■ WORK REQUEST ■
Among the records, find the lines that hold the string "handle" and return them.

***** RECORDS FOR PROCESSING

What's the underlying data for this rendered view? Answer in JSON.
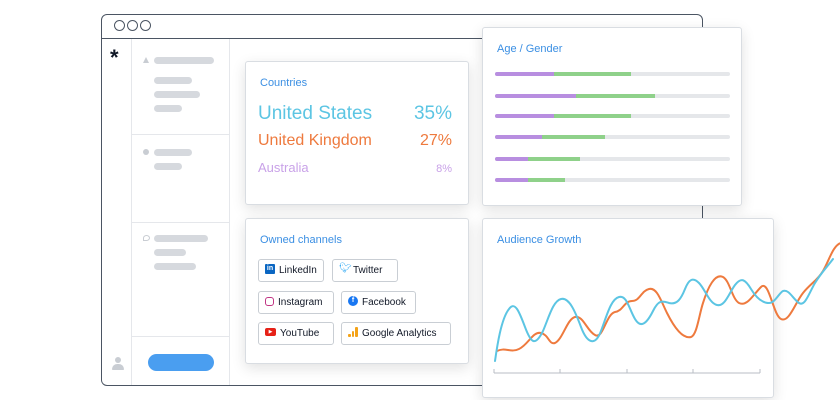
{
  "countries_card": {
    "title": "Countries",
    "rows": [
      {
        "name": "United States",
        "pct": "35%",
        "color": "#5cc5e3"
      },
      {
        "name": "United Kingdom",
        "pct": "27%",
        "color": "#ee7a3e"
      },
      {
        "name": "Australia",
        "pct": "8%",
        "color": "#c9a2e8"
      }
    ]
  },
  "age_gender_card": {
    "title": "Age / Gender",
    "bars": [
      {
        "female": 0.25,
        "male": 0.33
      },
      {
        "female": 0.345,
        "male": 0.335
      },
      {
        "female": 0.25,
        "male": 0.33
      },
      {
        "female": 0.2,
        "male": 0.27
      },
      {
        "female": 0.14,
        "male": 0.22
      },
      {
        "female": 0.14,
        "male": 0.16
      }
    ],
    "colors": {
      "female": "#b88ee0",
      "male": "#8fd18a",
      "track": "#e5e7ea"
    }
  },
  "owned_channels_card": {
    "title": "Owned channels",
    "channels": [
      {
        "label": "LinkedIn",
        "icon": "linkedin-icon"
      },
      {
        "label": "Twitter",
        "icon": "twitter-icon"
      },
      {
        "label": "Instagram",
        "icon": "instagram-icon"
      },
      {
        "label": "Facebook",
        "icon": "facebook-icon"
      },
      {
        "label": "YouTube",
        "icon": "youtube-icon"
      },
      {
        "label": "Google Analytics",
        "icon": "google-analytics-icon"
      }
    ]
  },
  "audience_growth_card": {
    "title": "Audience Growth",
    "series_colors": [
      "#ee7a3e",
      "#5cc5e3"
    ]
  },
  "sidebar": {
    "logo_glyph": "*",
    "cta_color": "#4a9ef0"
  },
  "accent_color": "#3b8fe3"
}
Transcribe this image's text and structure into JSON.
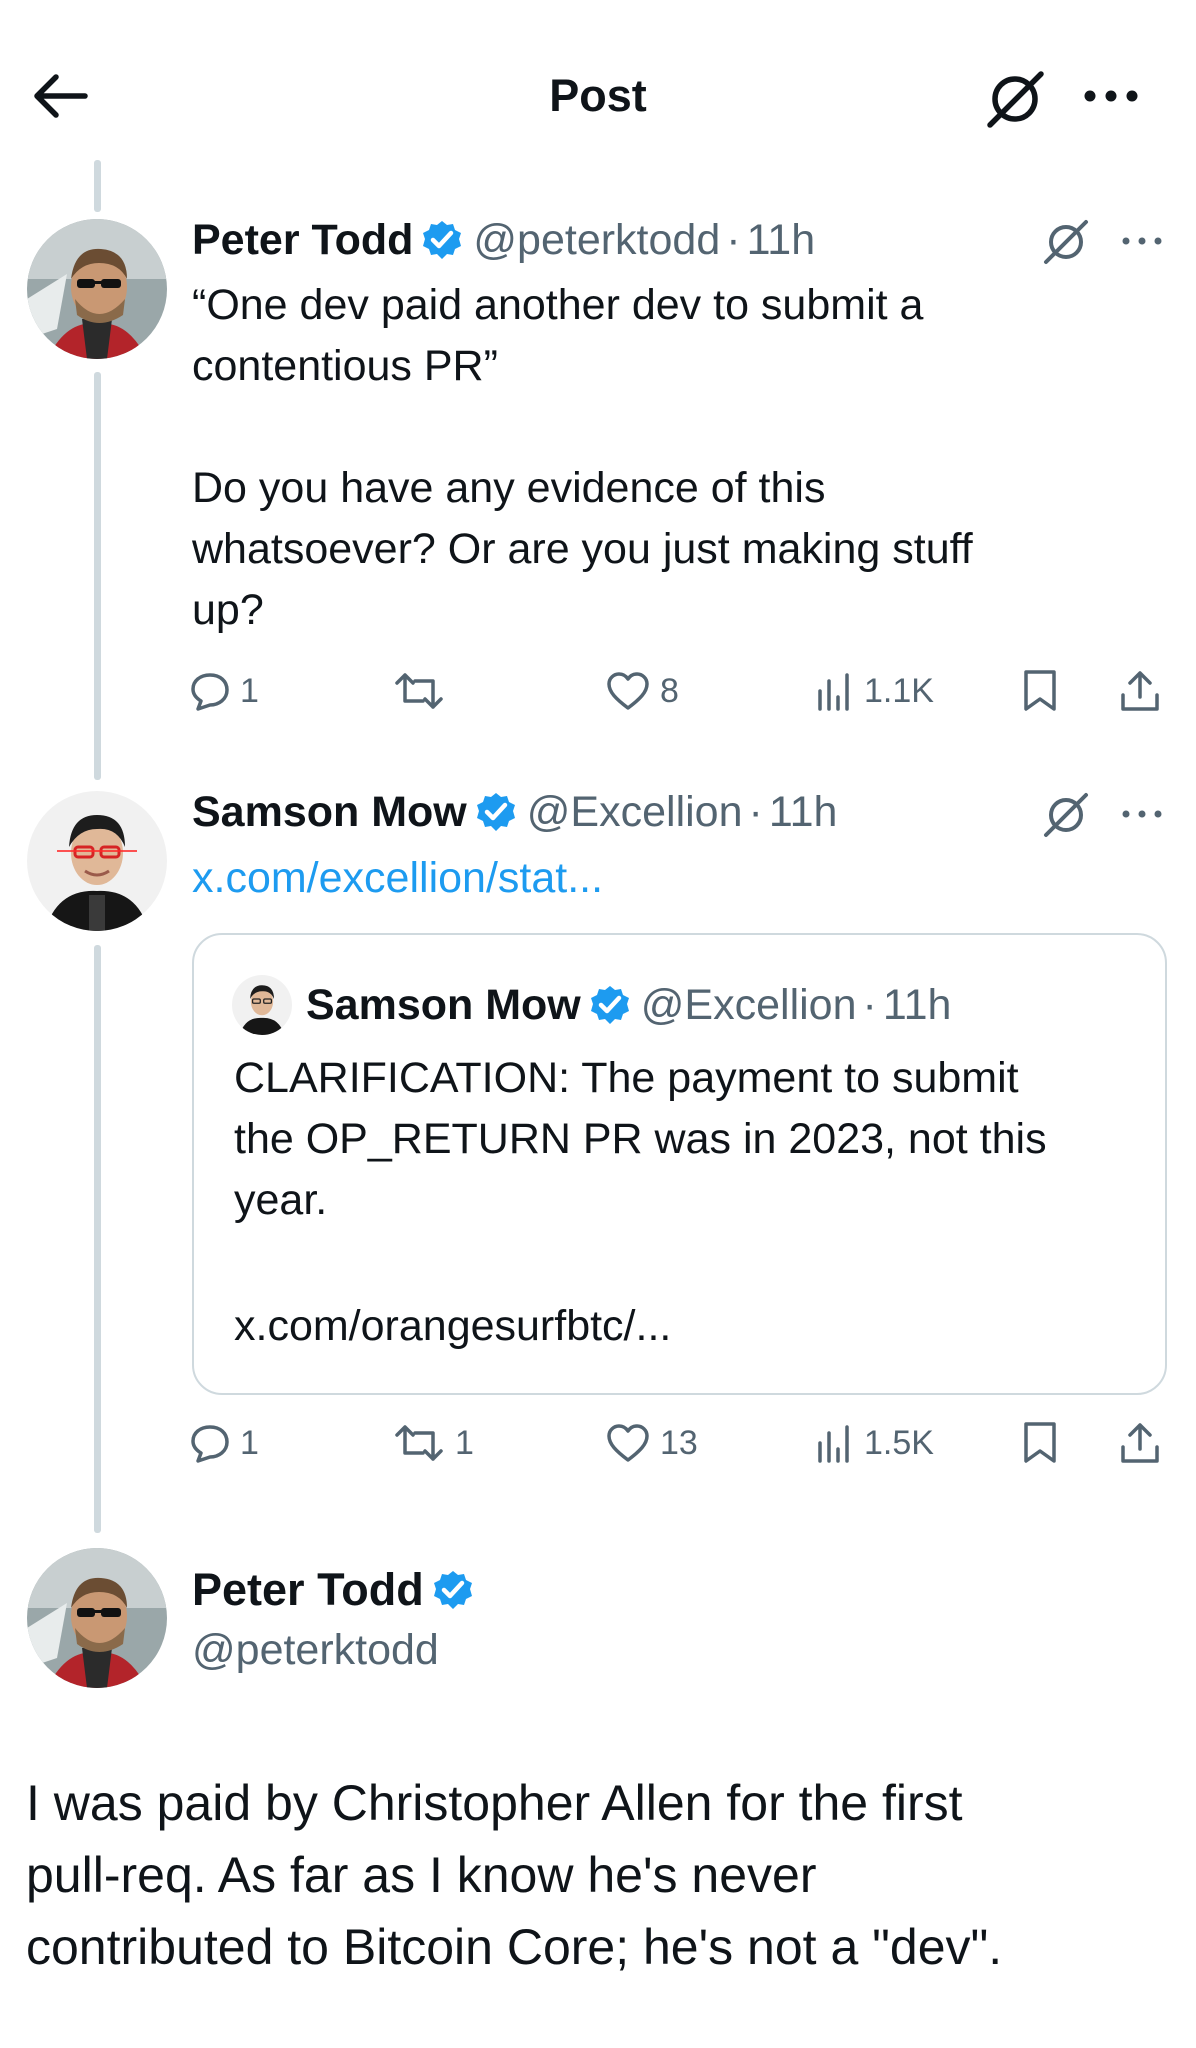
{
  "header": {
    "title": "Post",
    "back_icon": "arrow-left-icon",
    "grok_icon": "grok-icon",
    "more_icon": "more-horizontal-icon"
  },
  "colors": {
    "accent": "#1d9bf0",
    "secondary_text": "#536471",
    "border": "#cfd9de"
  },
  "posts": [
    {
      "name": "Peter Todd",
      "handle": "@peterktodd",
      "sep": "·",
      "time": "11h",
      "text": "“One dev paid another dev to submit a\ncontentious PR”\n\nDo you have any evidence of this\nwhatsoever? Or are you just making stuff\nup?",
      "stats": {
        "replies": "1",
        "reposts": "",
        "likes": "8",
        "views": "1.1K"
      }
    },
    {
      "name": "Samson Mow",
      "handle": "@Excellion",
      "sep": "·",
      "time": "11h",
      "link": "x.com/excellion/stat...",
      "quote": {
        "name": "Samson Mow",
        "handle": "@Excellion",
        "sep": "·",
        "time": "11h",
        "text": "CLARIFICATION: The payment to submit\nthe OP_RETURN PR was in 2023, not this\nyear.",
        "link": "x.com/orangesurfbtc/..."
      },
      "stats": {
        "replies": "1",
        "reposts": "1",
        "likes": "13",
        "views": "1.5K"
      }
    }
  ],
  "main_post": {
    "name": "Peter Todd",
    "handle": "@peterktodd",
    "text": "I was paid by Christopher Allen for the first\npull-req. As far as I know he's never\ncontributed to Bitcoin Core; he's not a \"dev\"."
  }
}
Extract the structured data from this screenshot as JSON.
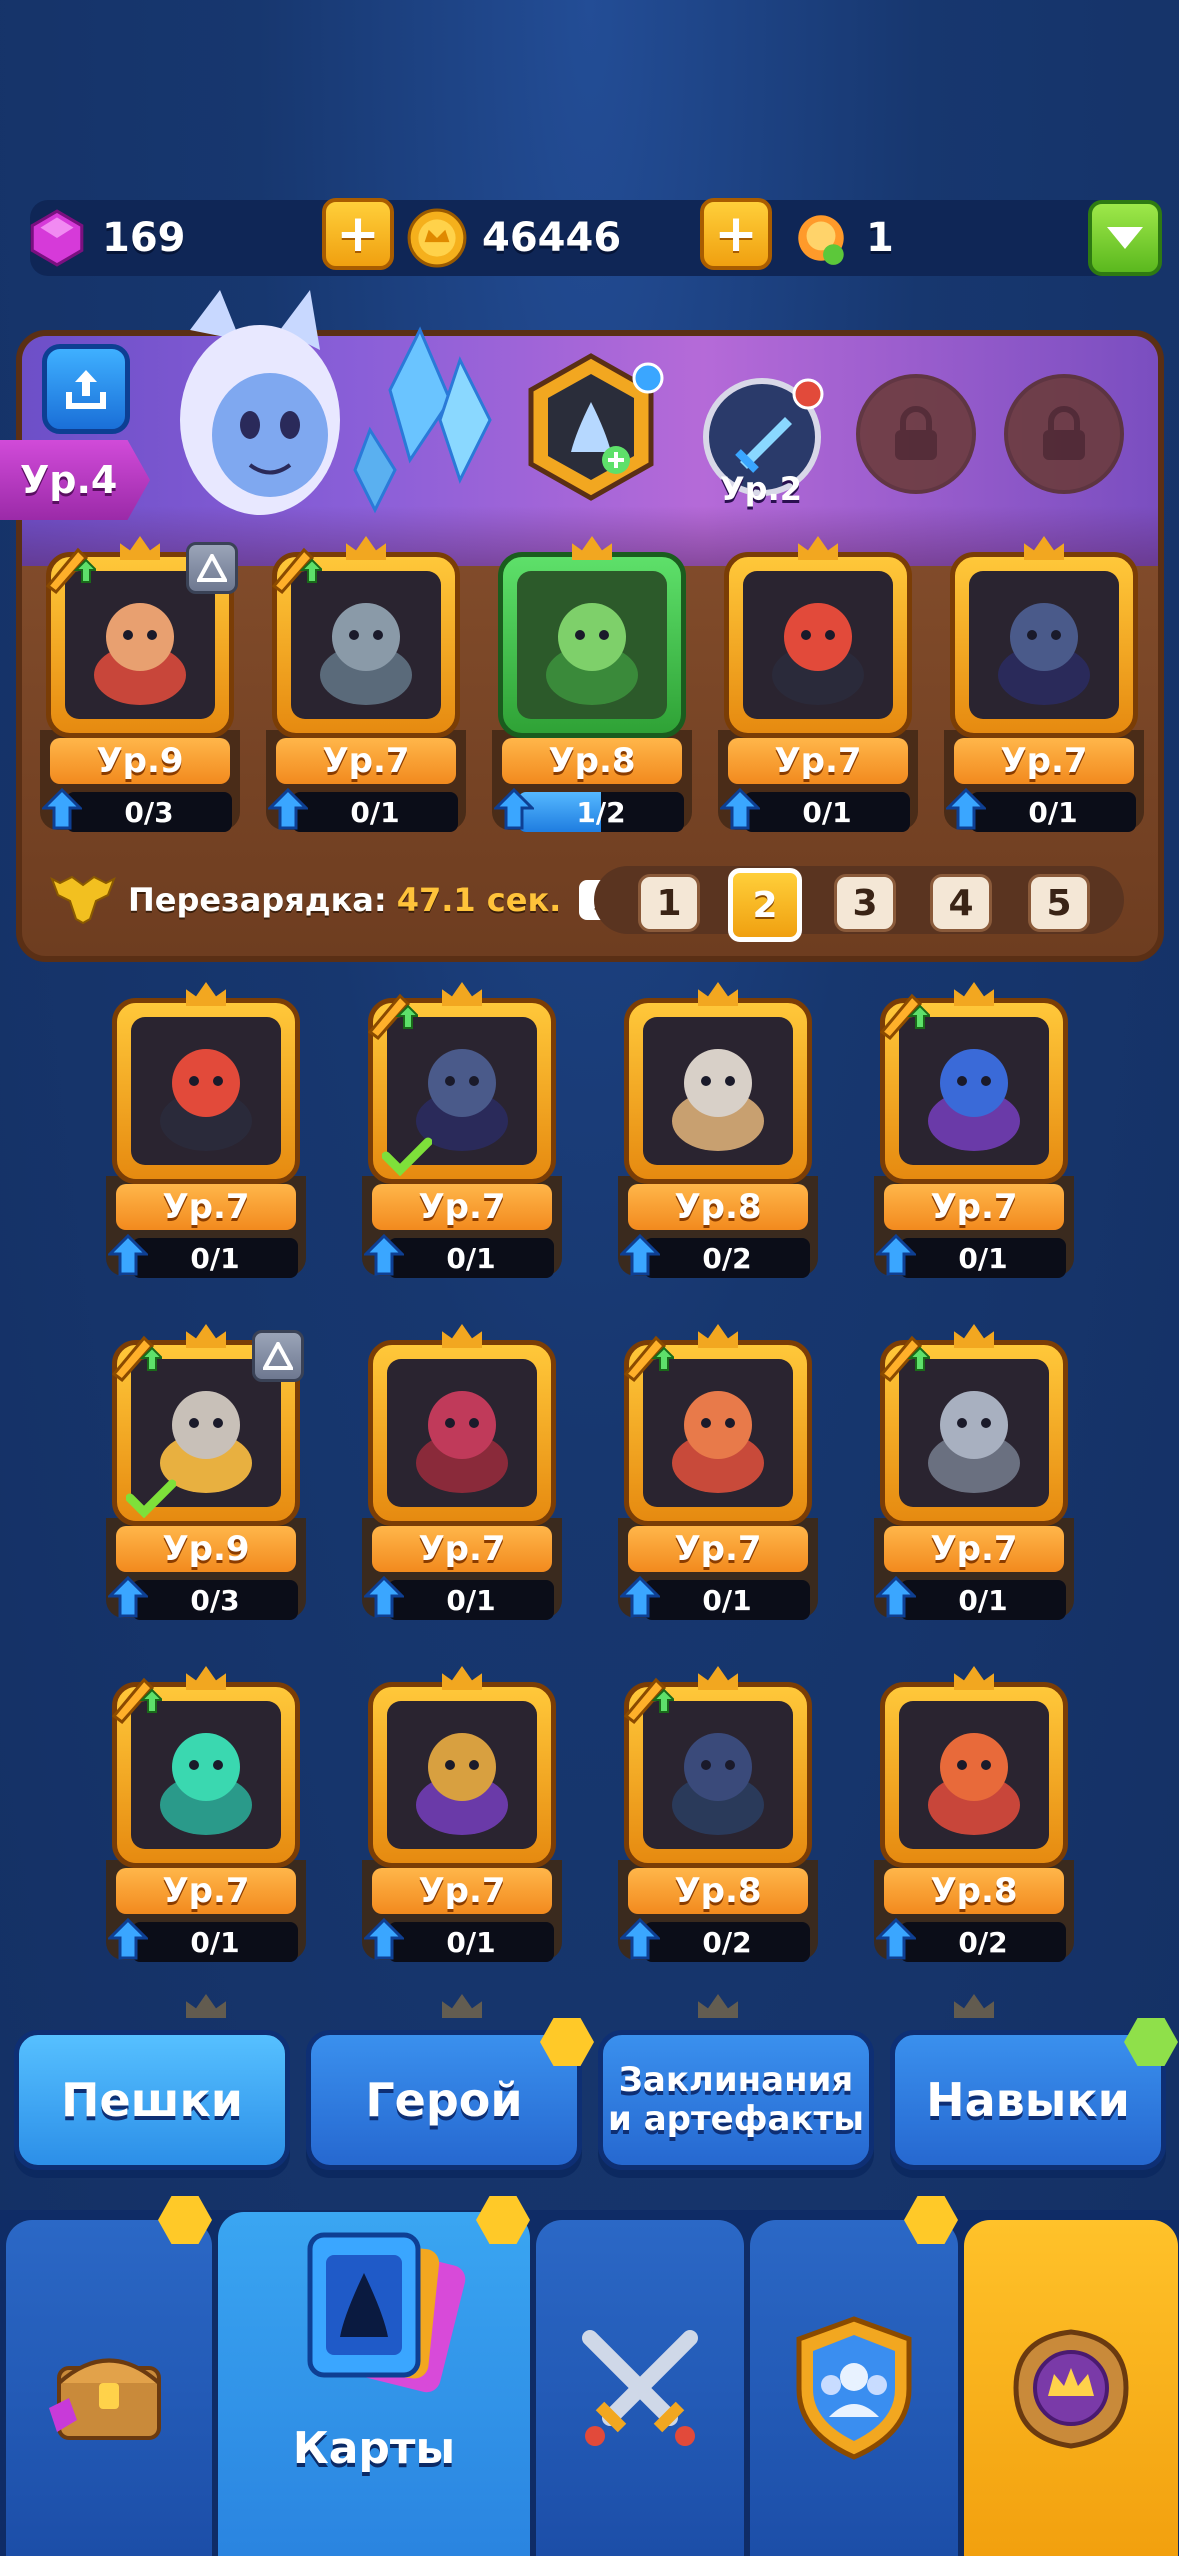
{
  "resources": {
    "gems": "169",
    "coins": "46446",
    "tokens": "1"
  },
  "deck": {
    "level_label": "Ур.4",
    "skill_level": "Ур.2",
    "recharge_label": "Перезарядка:",
    "recharge_value": "47.1 сек.",
    "deck_tabs": [
      "1",
      "2",
      "3",
      "4",
      "5"
    ],
    "active_tab": "2",
    "cards": [
      {
        "level": "Ур.9",
        "progress": "0/3",
        "fill": 0
      },
      {
        "level": "Ур.7",
        "progress": "0/1",
        "fill": 0
      },
      {
        "level": "Ур.8",
        "progress": "1/2",
        "fill": 0.5
      },
      {
        "level": "Ур.7",
        "progress": "0/1",
        "fill": 0
      },
      {
        "level": "Ур.7",
        "progress": "0/1",
        "fill": 0
      }
    ]
  },
  "collection": {
    "rows": [
      [
        {
          "level": "Ур.7",
          "progress": "0/1"
        },
        {
          "level": "Ур.7",
          "progress": "0/1"
        },
        {
          "level": "Ур.8",
          "progress": "0/2"
        },
        {
          "level": "Ур.7",
          "progress": "0/1"
        }
      ],
      [
        {
          "level": "Ур.9",
          "progress": "0/3"
        },
        {
          "level": "Ур.7",
          "progress": "0/1"
        },
        {
          "level": "Ур.7",
          "progress": "0/1"
        },
        {
          "level": "Ур.7",
          "progress": "0/1"
        }
      ],
      [
        {
          "level": "Ур.7",
          "progress": "0/1"
        },
        {
          "level": "Ур.7",
          "progress": "0/1"
        },
        {
          "level": "Ур.8",
          "progress": "0/2"
        },
        {
          "level": "Ур.8",
          "progress": "0/2"
        }
      ]
    ]
  },
  "categories": {
    "pawns": "Пешки",
    "hero": "Герой",
    "spells_line1": "Заклинания",
    "spells_line2": "и артефакты",
    "skills": "Навыки"
  },
  "nav": {
    "cards": "Карты"
  },
  "colors": {
    "accent_gold": "#f2a720",
    "accent_blue": "#2a84e0",
    "background": "#173a78"
  }
}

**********

■ SOLUTION FOR THIS TASK ■
      "handle": "@peterktodd",
      "handle": "@Excellion",
        "handle": "@Excellion",
    "handle": "@peterktodd",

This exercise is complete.